**Task objective:**
Reply with one number, the count of lines below that contain the string "JSON".
[[ Extracted material open ]]
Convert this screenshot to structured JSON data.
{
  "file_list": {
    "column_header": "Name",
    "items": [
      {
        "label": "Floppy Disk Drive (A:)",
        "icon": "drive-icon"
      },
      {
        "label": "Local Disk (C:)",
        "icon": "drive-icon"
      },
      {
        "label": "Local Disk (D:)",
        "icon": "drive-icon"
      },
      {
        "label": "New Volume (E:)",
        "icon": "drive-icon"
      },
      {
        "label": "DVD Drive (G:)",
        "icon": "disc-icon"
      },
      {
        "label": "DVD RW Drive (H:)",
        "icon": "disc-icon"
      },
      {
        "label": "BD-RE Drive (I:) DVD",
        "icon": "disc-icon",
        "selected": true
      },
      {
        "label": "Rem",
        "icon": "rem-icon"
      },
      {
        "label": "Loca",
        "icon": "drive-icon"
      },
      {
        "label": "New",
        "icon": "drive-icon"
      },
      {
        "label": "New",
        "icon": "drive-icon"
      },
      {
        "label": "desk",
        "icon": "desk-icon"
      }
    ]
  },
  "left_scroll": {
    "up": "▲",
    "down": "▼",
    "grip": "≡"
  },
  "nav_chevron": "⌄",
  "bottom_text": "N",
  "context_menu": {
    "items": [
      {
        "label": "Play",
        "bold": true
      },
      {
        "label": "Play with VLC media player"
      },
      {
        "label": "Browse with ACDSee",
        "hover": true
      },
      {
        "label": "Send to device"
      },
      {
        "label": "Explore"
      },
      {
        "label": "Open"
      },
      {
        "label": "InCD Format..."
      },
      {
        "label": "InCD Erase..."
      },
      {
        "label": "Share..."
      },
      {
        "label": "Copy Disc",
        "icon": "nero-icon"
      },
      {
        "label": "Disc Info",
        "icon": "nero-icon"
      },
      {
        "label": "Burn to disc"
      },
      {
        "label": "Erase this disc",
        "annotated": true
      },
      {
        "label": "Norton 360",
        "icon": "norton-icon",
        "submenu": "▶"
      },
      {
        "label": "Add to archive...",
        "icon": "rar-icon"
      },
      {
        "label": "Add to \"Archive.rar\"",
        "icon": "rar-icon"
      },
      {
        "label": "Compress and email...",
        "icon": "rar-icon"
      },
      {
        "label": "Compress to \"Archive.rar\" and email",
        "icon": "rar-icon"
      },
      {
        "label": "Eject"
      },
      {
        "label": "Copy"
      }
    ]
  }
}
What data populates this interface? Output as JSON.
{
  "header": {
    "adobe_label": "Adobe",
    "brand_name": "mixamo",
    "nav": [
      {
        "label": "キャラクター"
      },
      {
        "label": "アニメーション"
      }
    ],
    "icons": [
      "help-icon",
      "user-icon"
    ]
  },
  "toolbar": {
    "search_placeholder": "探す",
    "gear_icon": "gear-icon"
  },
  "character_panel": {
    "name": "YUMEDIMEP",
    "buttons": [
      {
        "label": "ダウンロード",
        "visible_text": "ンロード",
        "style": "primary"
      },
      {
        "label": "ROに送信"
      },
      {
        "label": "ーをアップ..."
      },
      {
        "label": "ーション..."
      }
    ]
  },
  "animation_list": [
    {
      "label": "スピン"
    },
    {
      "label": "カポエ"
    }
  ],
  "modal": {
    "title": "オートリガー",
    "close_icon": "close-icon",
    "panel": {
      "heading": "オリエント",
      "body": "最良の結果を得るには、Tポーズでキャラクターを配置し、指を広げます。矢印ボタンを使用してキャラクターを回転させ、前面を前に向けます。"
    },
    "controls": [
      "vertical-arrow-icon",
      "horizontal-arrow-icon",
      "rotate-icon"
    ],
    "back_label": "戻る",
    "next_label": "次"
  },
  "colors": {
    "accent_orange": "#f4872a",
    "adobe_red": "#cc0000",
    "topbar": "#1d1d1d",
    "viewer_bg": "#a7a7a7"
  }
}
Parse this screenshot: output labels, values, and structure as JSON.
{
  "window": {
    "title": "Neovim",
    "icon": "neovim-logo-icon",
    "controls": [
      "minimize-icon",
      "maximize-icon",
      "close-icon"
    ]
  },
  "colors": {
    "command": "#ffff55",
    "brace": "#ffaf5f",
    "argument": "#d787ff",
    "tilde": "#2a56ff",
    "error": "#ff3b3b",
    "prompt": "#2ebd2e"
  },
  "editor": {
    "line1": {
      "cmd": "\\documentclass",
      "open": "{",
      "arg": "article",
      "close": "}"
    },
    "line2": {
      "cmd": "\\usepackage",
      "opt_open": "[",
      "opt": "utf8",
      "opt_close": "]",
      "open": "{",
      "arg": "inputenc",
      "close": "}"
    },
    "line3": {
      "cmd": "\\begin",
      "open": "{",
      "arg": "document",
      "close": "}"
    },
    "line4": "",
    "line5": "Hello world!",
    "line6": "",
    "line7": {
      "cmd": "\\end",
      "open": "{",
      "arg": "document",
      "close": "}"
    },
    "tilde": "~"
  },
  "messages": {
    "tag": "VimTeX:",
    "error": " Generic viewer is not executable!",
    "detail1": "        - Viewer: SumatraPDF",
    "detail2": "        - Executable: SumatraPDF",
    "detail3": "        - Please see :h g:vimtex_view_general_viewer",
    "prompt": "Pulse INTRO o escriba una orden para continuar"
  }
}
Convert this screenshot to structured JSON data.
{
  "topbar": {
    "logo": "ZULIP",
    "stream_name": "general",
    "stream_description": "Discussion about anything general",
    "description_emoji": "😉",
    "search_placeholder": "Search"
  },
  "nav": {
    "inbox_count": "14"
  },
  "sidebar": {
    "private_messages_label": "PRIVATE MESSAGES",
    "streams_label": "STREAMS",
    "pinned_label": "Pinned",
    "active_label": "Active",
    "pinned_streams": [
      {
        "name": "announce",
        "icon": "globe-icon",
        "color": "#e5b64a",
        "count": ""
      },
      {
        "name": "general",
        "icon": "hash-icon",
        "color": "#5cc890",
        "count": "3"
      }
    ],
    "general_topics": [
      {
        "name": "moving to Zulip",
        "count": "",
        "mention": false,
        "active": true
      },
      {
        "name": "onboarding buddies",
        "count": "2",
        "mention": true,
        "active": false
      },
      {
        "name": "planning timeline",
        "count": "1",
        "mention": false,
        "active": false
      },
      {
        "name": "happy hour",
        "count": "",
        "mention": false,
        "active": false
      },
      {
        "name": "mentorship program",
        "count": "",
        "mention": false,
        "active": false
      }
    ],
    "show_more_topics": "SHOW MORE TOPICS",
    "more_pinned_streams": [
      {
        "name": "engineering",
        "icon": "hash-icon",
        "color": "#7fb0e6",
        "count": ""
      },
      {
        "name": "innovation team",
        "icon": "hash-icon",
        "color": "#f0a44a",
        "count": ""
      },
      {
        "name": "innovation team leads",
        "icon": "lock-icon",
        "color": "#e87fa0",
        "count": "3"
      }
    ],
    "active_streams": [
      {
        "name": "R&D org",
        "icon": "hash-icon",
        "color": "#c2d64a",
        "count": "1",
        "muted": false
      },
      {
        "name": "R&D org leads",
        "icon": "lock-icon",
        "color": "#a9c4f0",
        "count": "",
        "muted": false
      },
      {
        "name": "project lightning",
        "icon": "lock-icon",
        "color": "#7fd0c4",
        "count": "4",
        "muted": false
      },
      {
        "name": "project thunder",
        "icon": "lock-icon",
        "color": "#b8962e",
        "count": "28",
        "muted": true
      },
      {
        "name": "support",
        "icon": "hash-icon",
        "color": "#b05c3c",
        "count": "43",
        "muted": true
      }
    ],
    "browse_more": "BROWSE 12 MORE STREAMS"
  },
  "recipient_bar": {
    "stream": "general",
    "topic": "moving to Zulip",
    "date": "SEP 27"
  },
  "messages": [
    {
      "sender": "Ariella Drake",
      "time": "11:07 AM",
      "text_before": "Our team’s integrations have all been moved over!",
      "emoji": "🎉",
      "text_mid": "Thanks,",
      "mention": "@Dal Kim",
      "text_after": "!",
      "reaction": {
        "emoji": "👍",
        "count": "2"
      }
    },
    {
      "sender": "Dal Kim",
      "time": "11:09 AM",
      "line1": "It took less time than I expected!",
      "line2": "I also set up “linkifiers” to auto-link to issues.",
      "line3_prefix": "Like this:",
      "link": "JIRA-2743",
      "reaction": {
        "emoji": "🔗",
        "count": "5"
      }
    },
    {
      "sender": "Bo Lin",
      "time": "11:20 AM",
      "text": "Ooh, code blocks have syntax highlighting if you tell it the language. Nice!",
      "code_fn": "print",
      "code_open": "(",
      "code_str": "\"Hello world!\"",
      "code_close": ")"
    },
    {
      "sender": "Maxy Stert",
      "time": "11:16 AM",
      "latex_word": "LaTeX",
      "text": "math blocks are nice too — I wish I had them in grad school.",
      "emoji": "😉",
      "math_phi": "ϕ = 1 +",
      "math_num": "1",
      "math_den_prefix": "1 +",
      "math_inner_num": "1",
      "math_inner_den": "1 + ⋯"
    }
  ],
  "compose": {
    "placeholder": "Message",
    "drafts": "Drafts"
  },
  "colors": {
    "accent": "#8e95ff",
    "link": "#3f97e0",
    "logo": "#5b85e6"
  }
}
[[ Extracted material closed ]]
**Solution for this problem:**
4